Count your blessings and your birds
Prior to the turn of the 20th century it was tradition for many to enjoy the Christmas season by going for a bird shoot called a “Side Hunt.” Shooters would take sides, and whoever came back with the most birds of any kind was the winner. As you can guess, the real losers were the birds.
This year marks the 118th Audubon Christmas Bird Count. This count was formed to turn away from shooting birds and instead simply look for them and count them.
Bird counts will be held Dec. 14 through Jan. 5 at sites throughout the U.S., Canada, and many other countries in the Western Hemisphere this year.
Much like how that original Christmas Bird Count started, one local birder, Steve Millard of Fergus Falls, went from hunter to bird watcher. In doing so, he has found a greater appreciation and understanding of the feathered types.
“Over the years I’ve taken trips across the country to go bird watching,” Millard said.
He considers Minnesota a great place to see birds.
“Looking at the wildfires and hurricanes, I’m happy where I am,” Millard said on a cold December day.
With Christmas just weeks away, he’s gearing up as the head compiler of the Fergus Falls and Battle Lake area bird counts.
He says the counts are a good way for regular birders to get out and see what’s around and talk with other birders about their finds. It’s also a good way for people looking to get into bird watching to learn a thing or two.
“I think too many people are too out of touch with nature,” Millard added. “They don’t realize how quickly we are losing what we have.”
Millard encourages young and old to get out and give it a try. No license is needed.

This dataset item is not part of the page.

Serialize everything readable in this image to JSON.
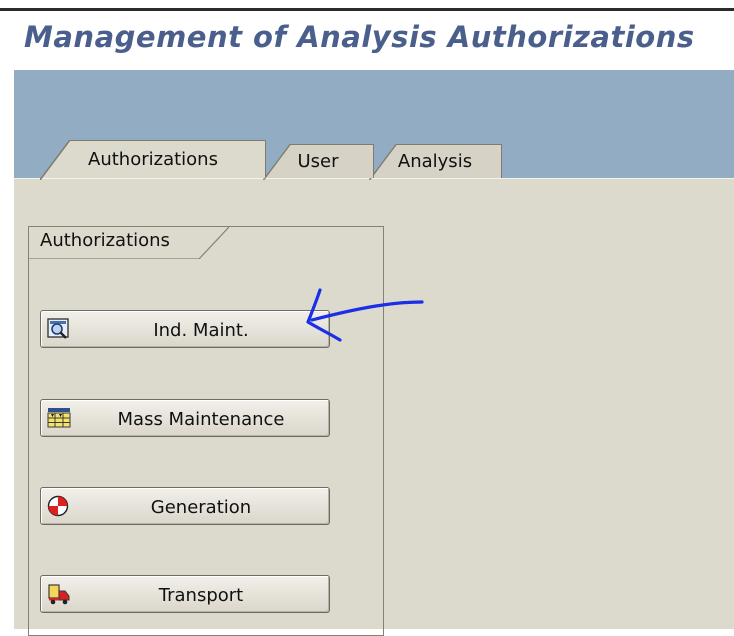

Just a field guide and binoculars will get you started.
Another avid birder, Matthew Mecklenburg, a land steward with the Nature Conservancy in Glyndon, wanted to grow the birding options in the Pelican Rapids area, so he helped start a new count circle there this year.
“There is great bird habitat in the Pelican Rapids area, so I went through the process to get this new count started,” Mecklenburg said.
He also started the count on Bluestem Prairie in 2007 and participates in Audubon activities out of Fargo-Moorhead.
He said more people should get involved for obvious benefits to themselves and the birds.
“For many reasons; you can be involved in the longest running and largest citizen science effort, you get to meet many interesting people, it is a wonderful learning opportunity, anyone is welcome, it’s a great excuse to get outside and it’s a lot of fun!” Mecklenburg said by email.
The count, above all, is meant to shed light on the state of the bird populations in our region, state, country and world.
“All this data really does tell us what’s happening with populations of birds,” Millard said.How it works
In Minnesota, count circles 15 miles in diameter are designated, and volunteers gather to spend 24 hours searching the area. Most searching is done by automobile, but if weather allows, beating the bush is an important part of it too. Once the day is done, species viewed and count amounts are tallied by a volunteer compiler who plugs all the bird info into the Minnesota Bird Count website at http://moumn.org.
The information gathered at a site over a 24-hour period is summarized by scientists to gain insight into bird populations and patterns. Volunteers of all skill levels are needed.
To get involved, visit http://moumn.org/CBC/locations_map to view a map of all active search circles in Minnesota.
If you would like to participant or have questions about the count in Fergus Falls (Dec. 16) or Battle Lake (Dec. 31) contact head compiler Steve Millard at 218-736-7411. To take part in the new Pelican Rapids bird count contact Matthew Mecklenburg at 218-498-2679 or firstname.lastname@example.org.Bird irruption coming?
We may be in for another snowy owl irruption (influx of a species to an area where they normally don't reside) according to the Minnesota Department of Natural Resources. The last irruption occurred in 2013 and many of the preceding factors have been observed this year. According to Project SNOWstorm, a snowy owl organization that developed following the 2013 irruption, there was a thriving population of lemmings in the arctic tundra this year, followed by a strong breeding season for the owls. In addition, about 200 snowy owls have already been observed in the Upper Midwest and Northeastern United States.